I have a lot of free-floating anxiety these days, most likely because I think I’ve successfully transcended some significant emotional crutches. Yet after relying on them so long, I feel a void; I don’t know what to do with the mental space it created.

When the anxiety takes over and I can’t identify the cause (or there are many causes weaved together), I noticed that I rely on a particular visualization – an out of body experience. I began doing this almost unconsciously a long time ago, but recently started to pay closer attention when I realized it helped release the restriction in my chest and slow the swirling thoughts.

To bring it to life a bit more, I tried to capture the feeling in words. The more vivid the sensation feels, the faster I can calm myself.

Flash of life and death,
Pins and needles climb my scalp.
Expectant silence.

Limbs braid, spin skyward.
My heart dissolves in
a radiant burst of light.

Compelled to let go.
Body cast off like snake-skin;
No lungs enclosing my breath.

Stretching, expanding
I fade; the final notes still

Photo courtesy of photographer Heather Hanson


Haiku 2011

In 2011, I began writing a haiku poem each month to intersect my present emotional state with the seasonal changes of the year. Due to the emotional turmoil at the end of the year, this trailed off. Despite this, it was a useful exercise.

I’ve read some truly beautiful haiku that manage to capture both a feeling and a moment in time perfectly. Mine always seem too obvious or too abstract, too cheesy or too forced. Ah well, I’ll keep writing and sharpen my skills…Even if they aren’t beautiful, they help me express a feeling by identifying a metaphor.

No turning back now
You cannot un-realize truth
New year, fresh snow – go

Cover of darkness
Icy layers form a shield

Warmth tentatively
grazes my face, Winds scatter
cool air, uncertain.

water unceasing
wash it away, can’t keep up
No one to hate, love

Senses overwhelmed
Vernal cacophony – stop!
Pause for this moment

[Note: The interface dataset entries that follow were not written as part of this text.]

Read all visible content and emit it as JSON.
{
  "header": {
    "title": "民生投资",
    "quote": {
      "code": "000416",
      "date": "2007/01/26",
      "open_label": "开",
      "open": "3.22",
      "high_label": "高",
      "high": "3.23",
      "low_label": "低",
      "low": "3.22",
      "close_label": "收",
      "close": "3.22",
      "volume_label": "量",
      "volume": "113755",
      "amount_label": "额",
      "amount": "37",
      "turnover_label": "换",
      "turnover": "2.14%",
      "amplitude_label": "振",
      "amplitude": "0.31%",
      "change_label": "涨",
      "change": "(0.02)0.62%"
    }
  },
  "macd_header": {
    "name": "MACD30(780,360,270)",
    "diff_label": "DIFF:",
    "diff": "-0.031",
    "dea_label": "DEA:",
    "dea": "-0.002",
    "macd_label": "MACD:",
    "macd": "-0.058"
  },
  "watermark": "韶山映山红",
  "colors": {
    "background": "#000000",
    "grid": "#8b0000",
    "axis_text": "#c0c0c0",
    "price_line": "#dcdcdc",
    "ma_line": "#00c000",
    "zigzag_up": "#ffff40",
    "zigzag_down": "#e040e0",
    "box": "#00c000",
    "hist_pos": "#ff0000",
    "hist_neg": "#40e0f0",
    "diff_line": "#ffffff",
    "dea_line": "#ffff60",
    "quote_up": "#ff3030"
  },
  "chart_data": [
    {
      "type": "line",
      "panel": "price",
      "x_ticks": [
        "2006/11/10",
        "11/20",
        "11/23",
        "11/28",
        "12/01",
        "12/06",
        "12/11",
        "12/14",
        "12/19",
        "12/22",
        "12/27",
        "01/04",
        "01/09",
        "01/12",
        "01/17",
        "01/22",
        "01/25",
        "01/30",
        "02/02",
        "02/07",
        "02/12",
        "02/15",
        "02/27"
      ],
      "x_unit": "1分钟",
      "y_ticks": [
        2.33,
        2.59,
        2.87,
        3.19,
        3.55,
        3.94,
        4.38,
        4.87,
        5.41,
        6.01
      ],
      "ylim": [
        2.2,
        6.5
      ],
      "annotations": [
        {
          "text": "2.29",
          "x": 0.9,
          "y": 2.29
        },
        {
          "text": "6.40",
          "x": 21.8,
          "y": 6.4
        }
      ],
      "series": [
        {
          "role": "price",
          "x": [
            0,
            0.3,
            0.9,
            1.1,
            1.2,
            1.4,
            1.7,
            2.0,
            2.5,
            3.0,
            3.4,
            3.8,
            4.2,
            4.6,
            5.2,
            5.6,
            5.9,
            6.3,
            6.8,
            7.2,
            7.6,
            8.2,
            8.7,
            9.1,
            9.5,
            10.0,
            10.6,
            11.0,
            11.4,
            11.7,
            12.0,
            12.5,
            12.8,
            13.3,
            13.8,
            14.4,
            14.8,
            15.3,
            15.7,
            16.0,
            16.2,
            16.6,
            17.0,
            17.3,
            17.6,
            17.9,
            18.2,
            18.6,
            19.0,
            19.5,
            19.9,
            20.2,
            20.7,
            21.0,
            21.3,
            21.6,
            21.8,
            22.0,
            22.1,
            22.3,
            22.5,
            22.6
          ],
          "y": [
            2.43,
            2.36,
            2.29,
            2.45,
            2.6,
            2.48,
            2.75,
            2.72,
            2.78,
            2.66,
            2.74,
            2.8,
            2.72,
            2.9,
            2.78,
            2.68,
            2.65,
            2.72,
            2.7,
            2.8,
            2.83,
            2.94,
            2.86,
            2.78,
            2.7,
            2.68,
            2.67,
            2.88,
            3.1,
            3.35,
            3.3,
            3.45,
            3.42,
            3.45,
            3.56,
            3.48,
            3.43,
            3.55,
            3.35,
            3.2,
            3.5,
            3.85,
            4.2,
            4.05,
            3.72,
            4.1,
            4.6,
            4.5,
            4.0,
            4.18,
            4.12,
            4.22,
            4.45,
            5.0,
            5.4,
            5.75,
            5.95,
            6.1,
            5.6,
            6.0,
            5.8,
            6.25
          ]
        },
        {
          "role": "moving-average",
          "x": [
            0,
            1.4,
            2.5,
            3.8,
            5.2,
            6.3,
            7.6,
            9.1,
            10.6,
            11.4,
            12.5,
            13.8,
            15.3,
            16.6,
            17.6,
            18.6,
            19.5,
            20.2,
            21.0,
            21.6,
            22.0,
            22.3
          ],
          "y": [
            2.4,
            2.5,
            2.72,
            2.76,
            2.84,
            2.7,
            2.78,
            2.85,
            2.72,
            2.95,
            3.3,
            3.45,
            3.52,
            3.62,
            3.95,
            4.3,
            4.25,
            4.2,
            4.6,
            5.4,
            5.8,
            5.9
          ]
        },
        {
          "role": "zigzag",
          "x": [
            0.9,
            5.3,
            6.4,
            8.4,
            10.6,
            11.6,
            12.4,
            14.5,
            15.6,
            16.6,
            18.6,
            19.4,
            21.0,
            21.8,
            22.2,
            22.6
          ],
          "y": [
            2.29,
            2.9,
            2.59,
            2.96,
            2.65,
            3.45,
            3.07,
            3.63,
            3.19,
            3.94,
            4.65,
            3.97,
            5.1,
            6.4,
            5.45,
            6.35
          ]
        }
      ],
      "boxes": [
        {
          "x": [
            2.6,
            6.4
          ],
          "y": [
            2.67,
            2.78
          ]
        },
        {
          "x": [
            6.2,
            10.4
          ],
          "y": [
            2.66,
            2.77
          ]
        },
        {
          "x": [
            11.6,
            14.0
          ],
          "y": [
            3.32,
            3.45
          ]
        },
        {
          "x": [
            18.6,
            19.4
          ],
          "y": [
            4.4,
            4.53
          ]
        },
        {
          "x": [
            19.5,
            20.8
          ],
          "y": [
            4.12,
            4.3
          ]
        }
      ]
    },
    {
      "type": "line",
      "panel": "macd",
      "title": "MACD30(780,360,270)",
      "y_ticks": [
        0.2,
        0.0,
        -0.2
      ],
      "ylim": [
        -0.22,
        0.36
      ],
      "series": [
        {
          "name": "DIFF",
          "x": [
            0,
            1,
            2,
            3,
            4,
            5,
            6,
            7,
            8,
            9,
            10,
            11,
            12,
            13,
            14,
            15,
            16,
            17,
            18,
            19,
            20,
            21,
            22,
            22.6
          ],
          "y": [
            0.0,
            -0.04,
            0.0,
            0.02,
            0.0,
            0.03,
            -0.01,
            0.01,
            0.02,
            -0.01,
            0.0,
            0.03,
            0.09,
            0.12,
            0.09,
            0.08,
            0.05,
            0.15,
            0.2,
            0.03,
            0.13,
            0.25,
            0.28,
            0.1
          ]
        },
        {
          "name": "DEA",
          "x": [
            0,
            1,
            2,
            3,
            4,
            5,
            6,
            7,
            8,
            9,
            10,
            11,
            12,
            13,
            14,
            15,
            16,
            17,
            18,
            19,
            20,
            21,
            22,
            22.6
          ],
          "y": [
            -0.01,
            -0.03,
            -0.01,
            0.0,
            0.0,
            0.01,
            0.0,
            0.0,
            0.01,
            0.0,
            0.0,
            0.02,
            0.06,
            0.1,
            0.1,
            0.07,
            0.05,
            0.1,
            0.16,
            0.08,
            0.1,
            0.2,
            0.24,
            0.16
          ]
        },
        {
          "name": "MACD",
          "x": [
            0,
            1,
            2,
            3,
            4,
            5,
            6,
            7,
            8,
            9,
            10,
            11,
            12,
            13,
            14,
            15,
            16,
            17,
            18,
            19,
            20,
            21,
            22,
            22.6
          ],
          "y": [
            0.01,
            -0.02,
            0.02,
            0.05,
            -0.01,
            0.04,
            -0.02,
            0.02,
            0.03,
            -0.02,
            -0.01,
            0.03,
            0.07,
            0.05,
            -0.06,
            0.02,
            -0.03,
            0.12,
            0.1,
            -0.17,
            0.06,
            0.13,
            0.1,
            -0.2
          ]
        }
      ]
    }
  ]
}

Sliver moon soon gone
Clouds obscure, spinning darkness
But you know the way

Should I dance or cry?
Warm rain drops while sun looks on
Bittersweet summer

Deep below the ground
something old and forgotten
is stirring inside



This simple talisman,
made of gold-colored metal and
its curving periphery shaped to
resemble the sun’s licking flames, had
lines delicately engraved to form the
familiar face of this day-star, worshipped instinctively
for the essence of protection it radiates.

Bringing to life
the symbolism latent within its physical form, it was
charged with energy from the fire element
by lighting candles of shining hues,
scattering rosemary and guiding the swirling incense that
carried the request for protection to the sky.

Derived from the solar father,
its power was a reflection of his warm shielding embrace
which imbued the surface of the talisman with the strength of
Saint Michael the Archangel
god of light and protection to ancient peoples,
guardian angel and
a leader of celestial armies,
standing triumphant above satan and his fallen angels,
images of darkness.

This simple talisman,
now manifest with its namesake’s power,
was given with the intent
to protect
that which is most beloved and most vulnerable.
Its physical presence not only meant to shield its receiver
from heavy sadnesses and troubles,
but to provide a tangible reminder of the giver,
whose love burnt too brightly to be near.